Climbing Beans


Botanical name:

Phaseolus vulgaris


Climbing beans are the immature 10 to 15 cm long seed pods of the common bean. They are part of the legume family.

There is a wide range of cultivars of climbing beans with pods coloured green, yellow (wax beans), purple, red or streaked. There are thin beans (harricots) and those with more wider pods (romano). If beans are grown to a mature state, their pods get tough and the four to six seeds inside grow to become what we know as kidney beans, cannelini beans and borlotti beans.

Most of the modern varieties of bean pods don’t show ‘strings’ anymore. Older varieties still show this hard strand running along the length of the pod.

Climbing beans grow as a twisting vine that is 2 to 3 meters long. They need a supporting structure to grow on. The green or purple leaves are oval or heart shaped and 5 to 15 cm long and wide. They usually come in groups of three leaflets. The flowers are white, yellow, pink or purple.

Climbing beans contain lectins which are toxic to humans when eaten raw and in bigger quantities. Cooking or fermenting destroys these lectins.

Beans fix nitrogen, so they don’t need much fertiliser. The roots show plenty of nodules where the plant hosts the nitrogen fixing bacteria it lives with in symbiosis.

How to grow:

Climbing beans love a rich, well drained soil with plenty of compost dug in to retain moisture. They grow in a sunny spot but also in partial shade.

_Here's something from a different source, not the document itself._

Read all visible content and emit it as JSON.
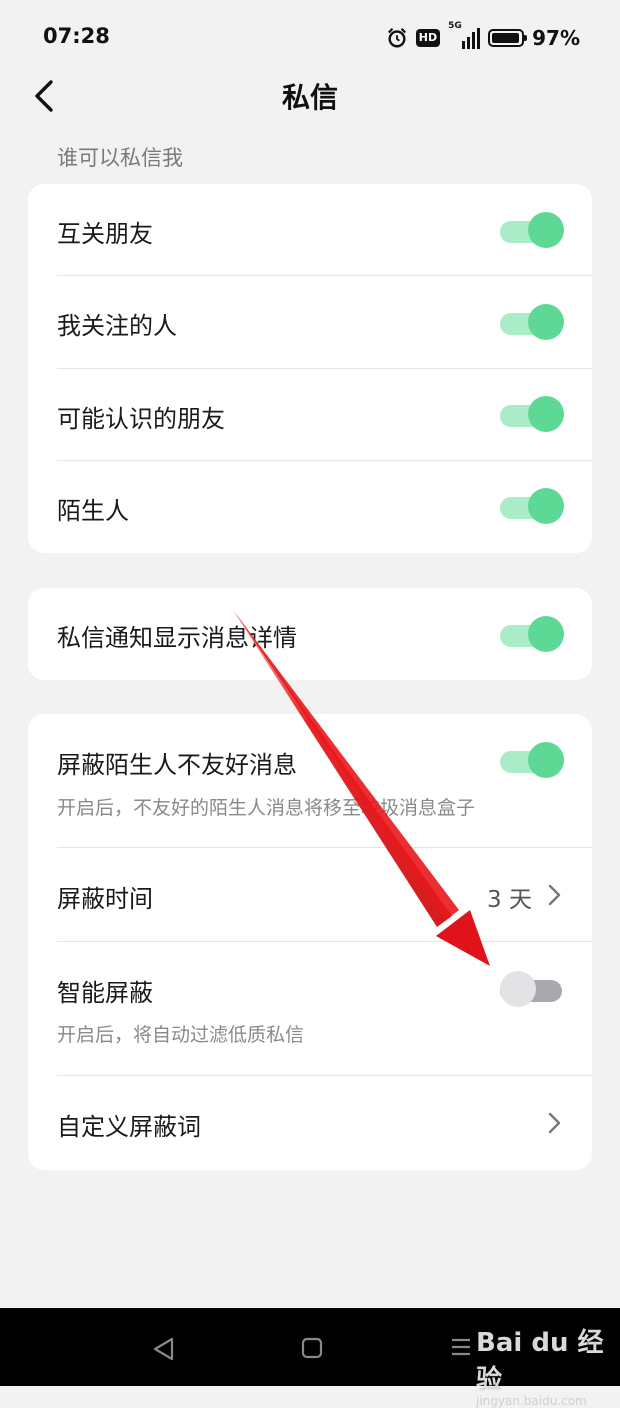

Climbing beans need a trellis to climb that is about 2 m high.

Sow directly where they are supposed to grow, 20 cm apart with rows 40 cm apart. Keep moist from germinating to harvest.

Doesn’t need much fertilising.

9 to 11 weeks to harvest.

Growing in the neighbourhood:

Companions are lettuce, carrots, brassicas, beetroots, radish, silverbeet and cucurbits. Doesn’t like to live with onion and fennel in the same bed.

Pests and other problems and how we deal with them:

Snails eat through the stems near ground level and love newly sprouted beans. Coffee grounds deter snails.


Climbing beans are a Spring, Summer and Autumn crop. They don’t set many pods in very hot conditions.


If kept distant from other beans, seed saving is possible.

How to harvest and use:

Green beans need to be picked regularly to encourage new flowers!

Beans freeze well after blanching.

Beans are great cold (after blanching) in salads. They make a terrific side dish. They pair well with bacon, thyme, black pepper, pesto, lemon juice, tomatoes, butter, Parmesan and pine nuts.